Articles | Volume 3, issue 3
SOIL, 3, 153–159, 2017
SOIL, 3, 153–159, 2017

Forum article 13 Sep 2017

Forum article | 13 Sep 2017

How Alexander von Humboldt's life story can inspire innovative soil research in developing countries

Johan Bouma1,*,** Johan Bouma
  • 1Wageningen University, Wageningen, the Netherlands
  • *retired
  • ** Invited contribution by Johan Bouma, recipient of the EGU Alexander von Humboldt Medal 2017.

Abstract. The pioneering vision of Alexander von Humboldt of science and society of the early 1800s is still highly relevant today. His open mind and urge to make many measurements characterizing the interconnected web of life are crucial ingredients as we now face the worldwide challenge of the UN Sustainable Development Goals.
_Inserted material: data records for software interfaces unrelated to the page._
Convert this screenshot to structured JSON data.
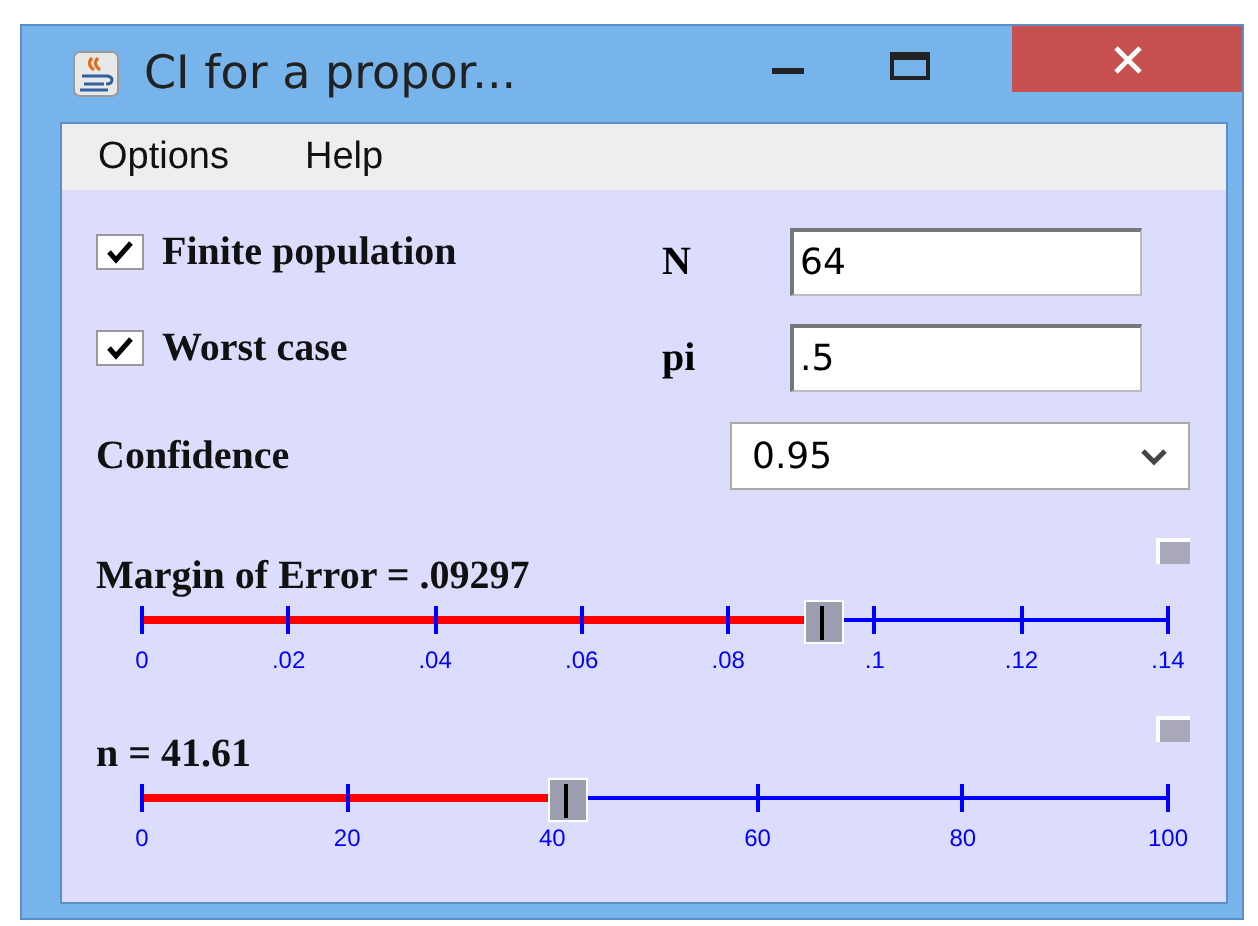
{
  "window": {
    "title": "CI for a propor..."
  },
  "menu": [
    "Options",
    "Help"
  ],
  "options": [
    {
      "label": "Finite population",
      "checked": true,
      "field_label": "N",
      "value": "64"
    },
    {
      "label": "Worst case",
      "checked": true,
      "field_label": "pi",
      "value": ".5"
    }
  ],
  "confidence": {
    "label": "Confidence",
    "value": "0.95"
  },
  "sliders": [
    {
      "title": "Margin of Error = .09297",
      "level": 0.664,
      "ticks": [
        "0",
        ".02",
        ".04",
        ".06",
        ".08",
        ".1",
        ".12",
        ".14"
      ]
    },
    {
      "title": "n = 41.61",
      "level": 0.416,
      "ticks": [
        "0",
        "20",
        "40",
        "60",
        "80",
        "100"
      ]
    }
  ]
}
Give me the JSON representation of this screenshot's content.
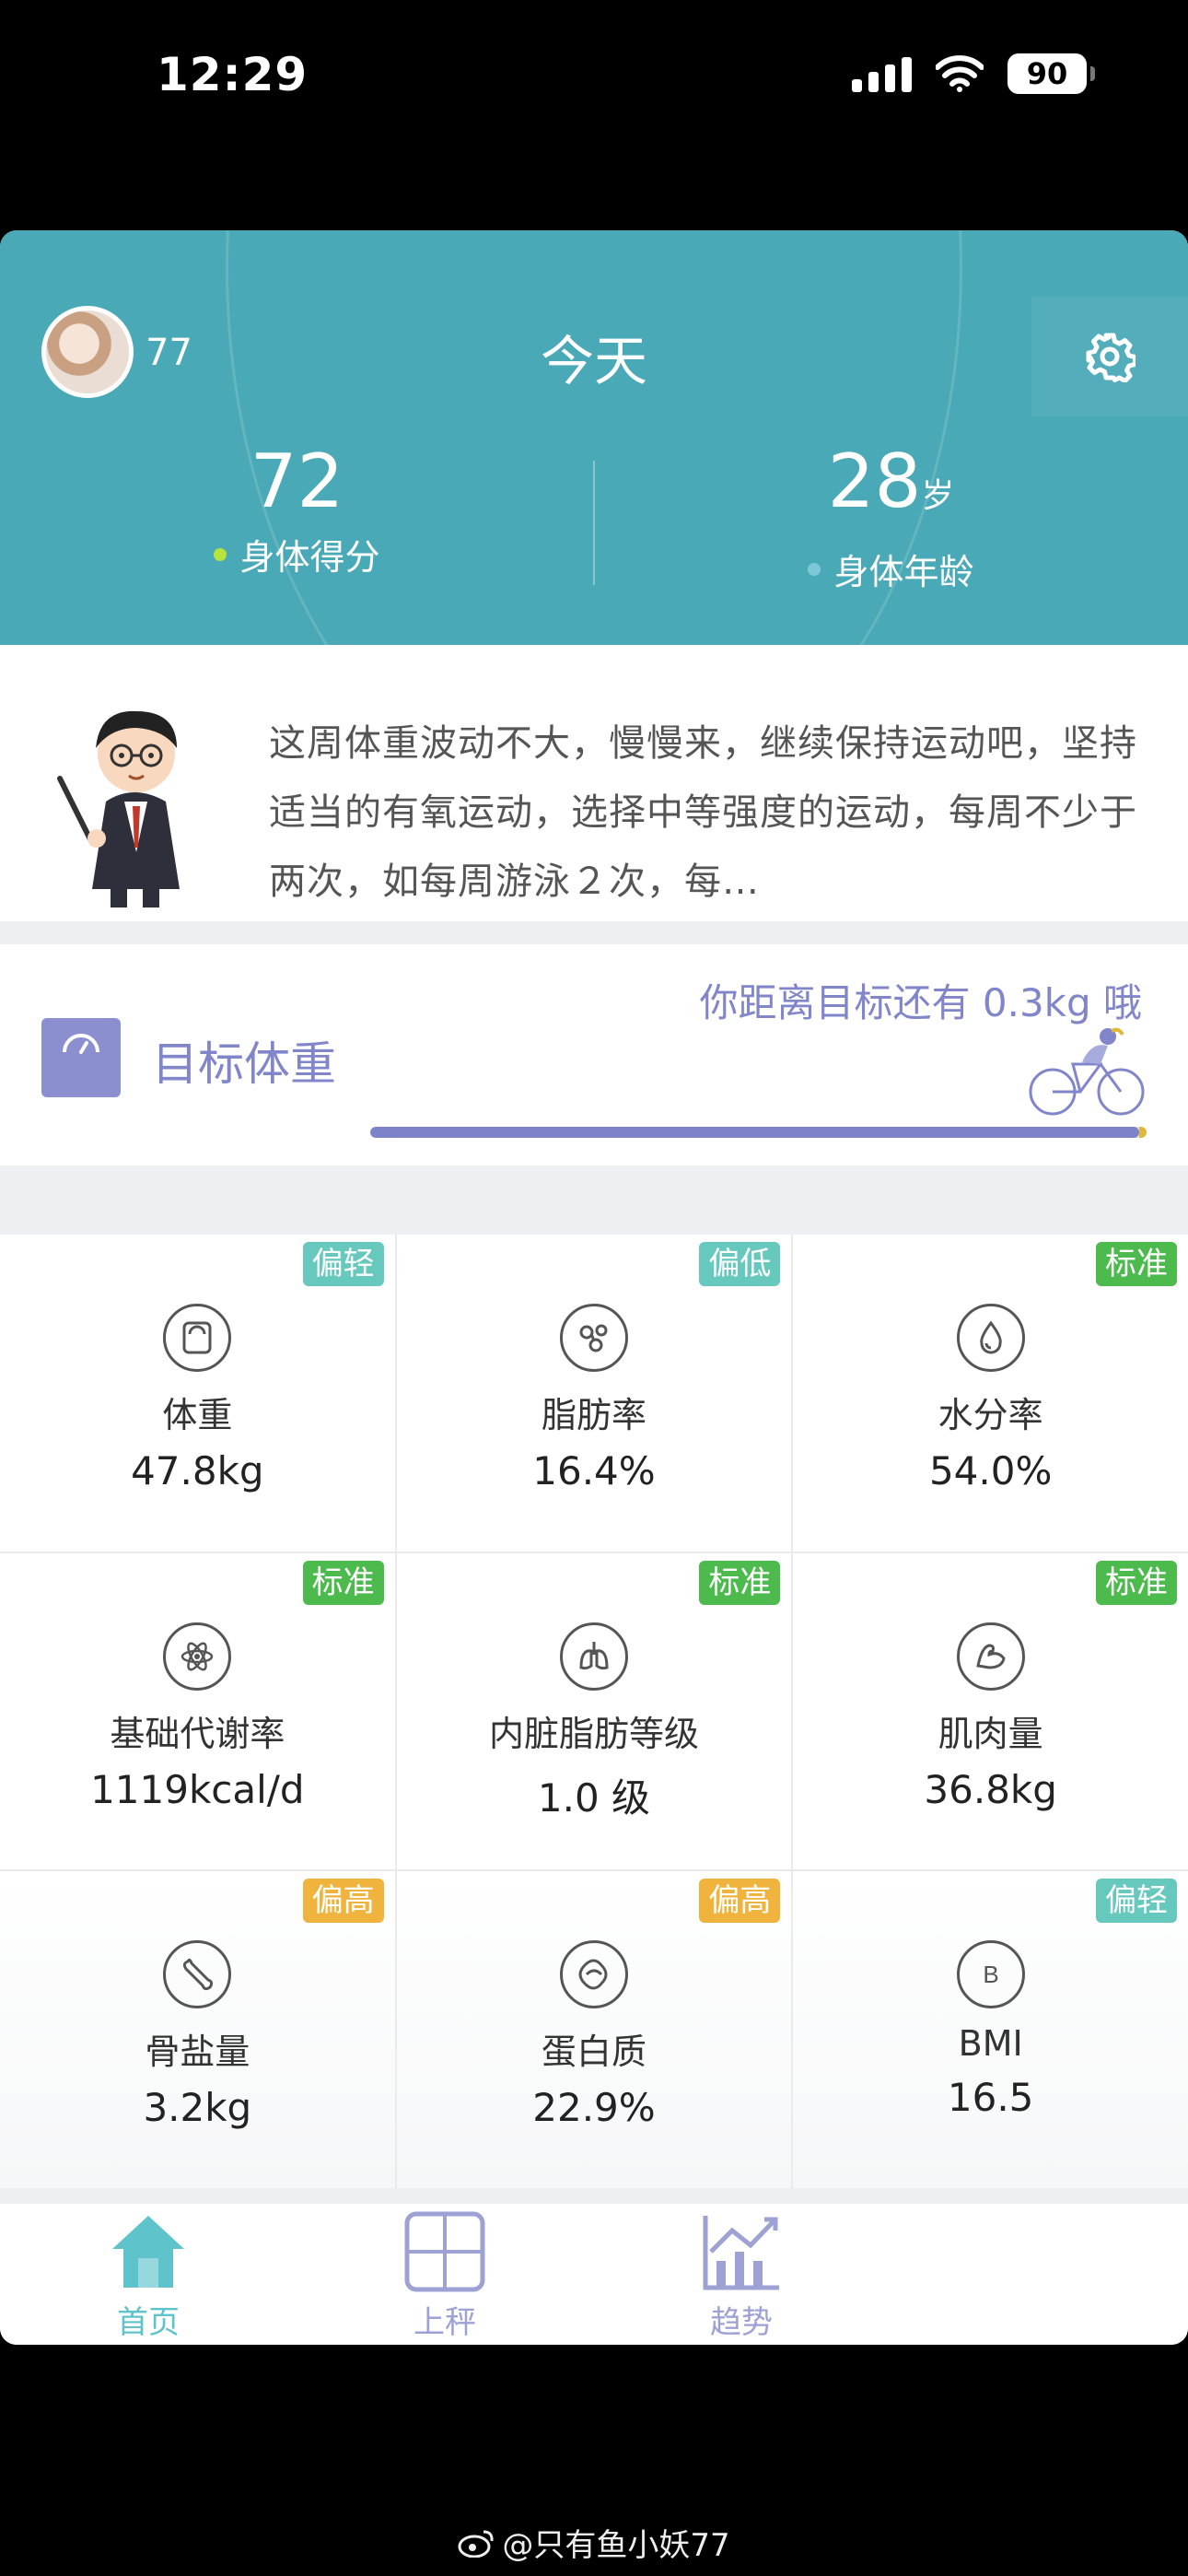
{
  "status_bar": {
    "time": "12:29",
    "battery": "90"
  },
  "header": {
    "username": "77",
    "title": "今天",
    "body_score": {
      "value": "72",
      "label": "身体得分"
    },
    "body_age": {
      "value": "28",
      "unit": "岁",
      "label": "身体年龄"
    },
    "colors": {
      "background": "#4aa9b7",
      "score_dot": "#b6e33c",
      "age_dot": "#7dc7d6"
    }
  },
  "advice": {
    "text": "这周体重波动不大，慢慢来，继续保持运动吧，坚持适当的有氧运动，选择中等强度的运动，每周不少于两次，如每周游泳２次，每…"
  },
  "goal": {
    "label": "目标体重",
    "message": "你距离目标还有 0.3kg 哦",
    "progress_percent": 99
  },
  "metrics": [
    {
      "name": "体重",
      "value": "47.8kg",
      "badge": "偏轻",
      "badge_color": "#67c9bd",
      "icon": "scale-icon"
    },
    {
      "name": "脂肪率",
      "value": "16.4%",
      "badge": "偏低",
      "badge_color": "#67c9bd",
      "icon": "molecule-icon"
    },
    {
      "name": "水分率",
      "value": "54.0%",
      "badge": "标准",
      "badge_color": "#4cba4c",
      "icon": "water-drop-icon"
    },
    {
      "name": "基础代谢率",
      "value": "1119kcal/d",
      "badge": "标准",
      "badge_color": "#4cba4c",
      "icon": "atom-icon"
    },
    {
      "name": "内脏脂肪等级",
      "value": "1.0 级",
      "badge": "标准",
      "badge_color": "#4cba4c",
      "icon": "lungs-icon"
    },
    {
      "name": "肌肉量",
      "value": "36.8kg",
      "badge": "标准",
      "badge_color": "#4cba4c",
      "icon": "muscle-arm-icon"
    },
    {
      "name": "骨盐量",
      "value": "3.2kg",
      "badge": "偏高",
      "badge_color": "#f0b43e",
      "icon": "bone-icon"
    },
    {
      "name": "蛋白质",
      "value": "22.9%",
      "badge": "偏高",
      "badge_color": "#f0b43e",
      "icon": "protein-icon"
    },
    {
      "name": "BMI",
      "value": "16.5",
      "badge": "偏轻",
      "badge_color": "#67c9bd",
      "icon": "bmi-icon"
    }
  ],
  "nav": {
    "items": [
      {
        "label": "首页",
        "icon": "home-icon",
        "active": true
      },
      {
        "label": "上秤",
        "icon": "scale-grid-icon",
        "active": false
      },
      {
        "label": "趋势",
        "icon": "trend-chart-icon",
        "active": false
      }
    ],
    "active_color": "#5fc3cc",
    "inactive_color": "#9ea1d4"
  },
  "watermark": {
    "text": "@只有鱼小妖77"
  }
}
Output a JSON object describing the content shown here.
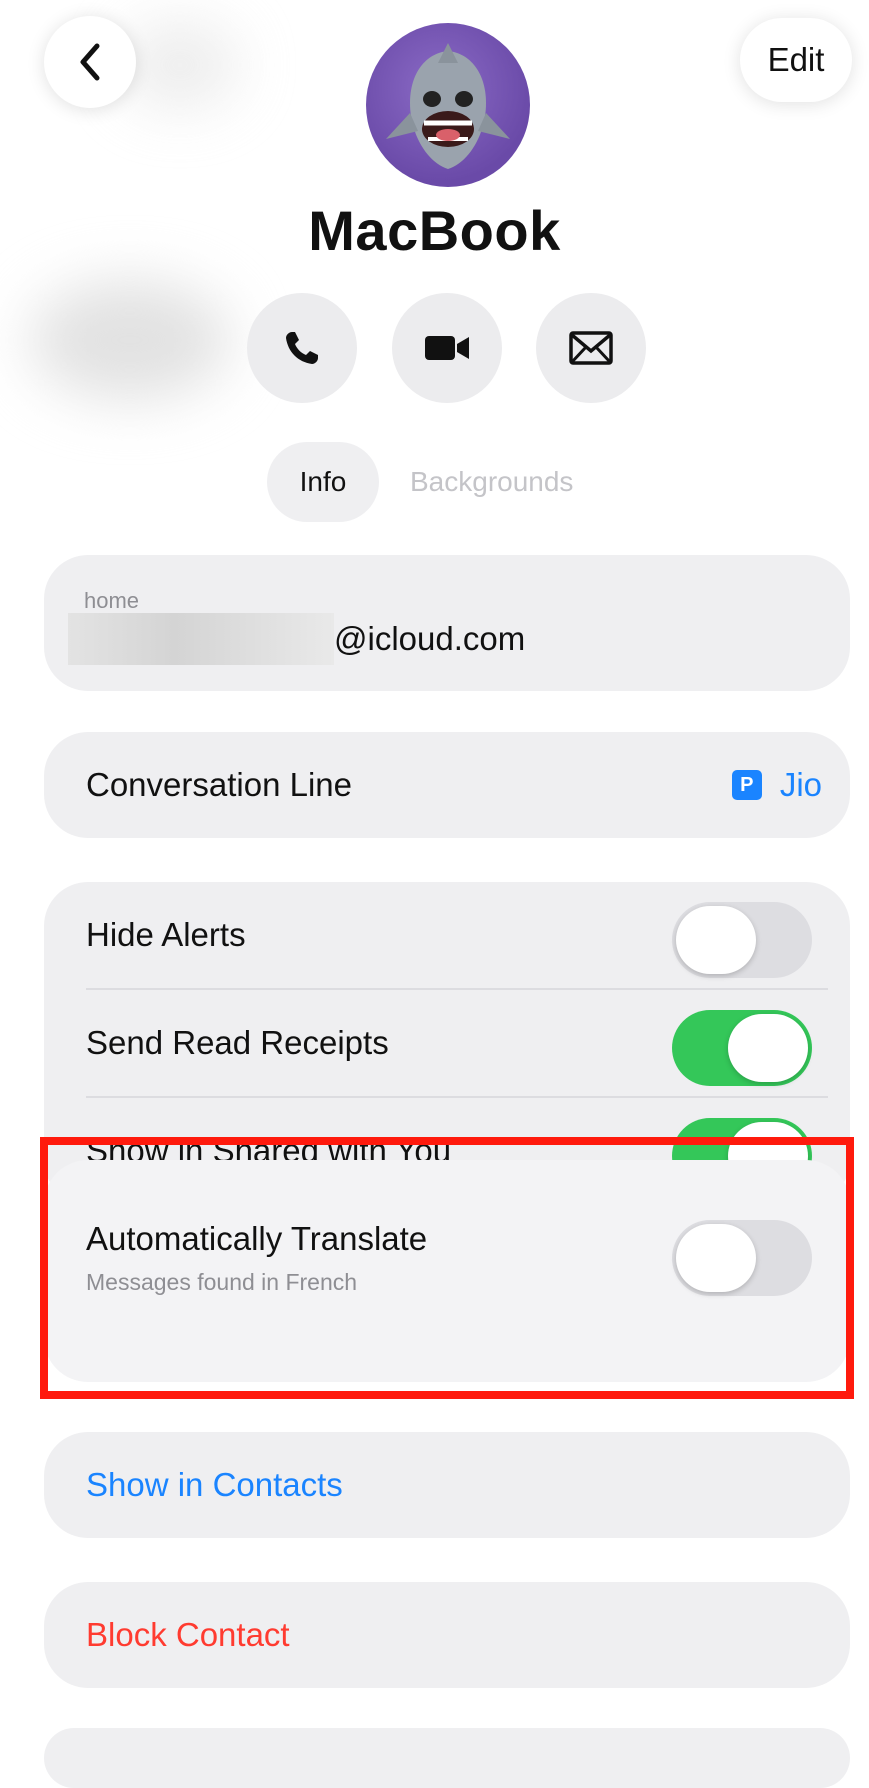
{
  "header": {
    "back_icon": "chevron-left-icon",
    "edit_label": "Edit",
    "contact_name": "MacBook",
    "avatar_icon": "shark-memoji-avatar"
  },
  "actions": [
    {
      "icon": "phone-icon"
    },
    {
      "icon": "video-icon"
    },
    {
      "icon": "mail-icon"
    }
  ],
  "tabs": {
    "info": "Info",
    "backgrounds": "Backgrounds"
  },
  "contact_card": {
    "label": "home",
    "email_suffix": "@icloud.com"
  },
  "conversation_line": {
    "label": "Conversation Line",
    "badge": "P",
    "value": "Jio"
  },
  "settings": {
    "hide_alerts": {
      "label": "Hide Alerts",
      "on": false
    },
    "send_read_receipts": {
      "label": "Send Read Receipts",
      "on": true
    },
    "show_shared": {
      "label": "Show in Shared with You",
      "on": true
    }
  },
  "translate": {
    "label": "Automatically Translate",
    "subtitle": "Messages found in French",
    "on": false
  },
  "links": {
    "show_contacts": "Show in Contacts",
    "block_contact": "Block Contact"
  },
  "colors": {
    "accent": "#1a84ff",
    "destructive": "#ff3b30",
    "toggle_on": "#34c759",
    "highlight": "#ff1a0d"
  }
}
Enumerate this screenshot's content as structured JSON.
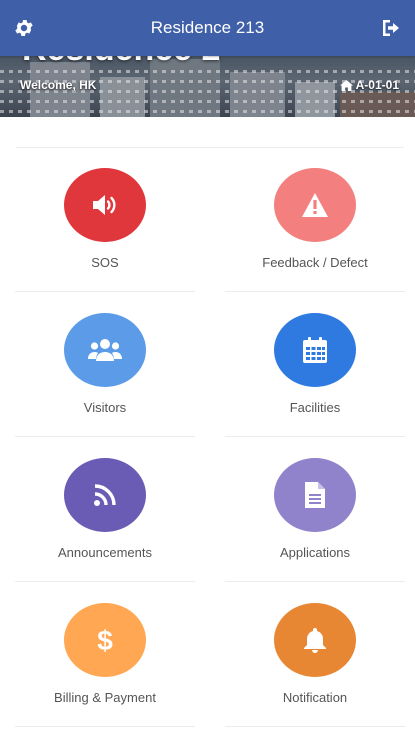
{
  "header": {
    "title": "Residence 213",
    "settings_icon": "gear-icon",
    "logout_icon": "sign-out-icon"
  },
  "banner": {
    "cut_title": "Residence 2",
    "welcome": "Welcome, HK",
    "unit": "A-01-01",
    "unit_icon": "home-icon"
  },
  "menu": [
    {
      "label": "SOS",
      "icon": "volume-icon",
      "color": "#e0373d"
    },
    {
      "label": "Feedback / Defect",
      "icon": "warning-icon",
      "color": "#f47f7f"
    },
    {
      "label": "Visitors",
      "icon": "users-icon",
      "color": "#5b9be8"
    },
    {
      "label": "Facilities",
      "icon": "calendar-icon",
      "color": "#2e7ae0"
    },
    {
      "label": "Announcements",
      "icon": "rss-icon",
      "color": "#6a5bb5"
    },
    {
      "label": "Applications",
      "icon": "file-icon",
      "color": "#9082cb"
    },
    {
      "label": "Billing & Payment",
      "icon": "dollar-icon",
      "color": "#ffa752"
    },
    {
      "label": "Notification",
      "icon": "bell-icon",
      "color": "#e88733"
    }
  ]
}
Case studies in the Philippines, Vietnam, Kenya, Niger, and Costa Rica demonstrate, in Alexander's spirit, interaction with stakeholders and attention to unique local conditions, applying modern measurement and modeling methods and allowing inter- and transdisciplinary research approaches. But relations between science and society are increasingly problematic, partly as a result of the information revolution and post-truth, fact-free thinking. Overly regulated and financially restricted scientific communities in so-called developed countries may stifle intellectual creativity. Researchers in developing countries are urged to leapfrog these problems in the spirit of Alexander von Humboldt as they further develop their scientific communities. Six suggestions to the science community are made with particular attention to soil science. (The Humboldt lecture, presented by the 2017 recipient of the Alexander von Humboldt lecture, Johan Bouma, can be accessed at

Short summary
Alexander von Humboldt was an inspiring scientist in the early 1800s, traveling widely, making many measurements, and linking different scientific disciplines while keeping an eye open to the needs of society. This is particularly relevant today in our information society, and researchers in developing countries are advised to follow the von Humboldt example when planning their future research.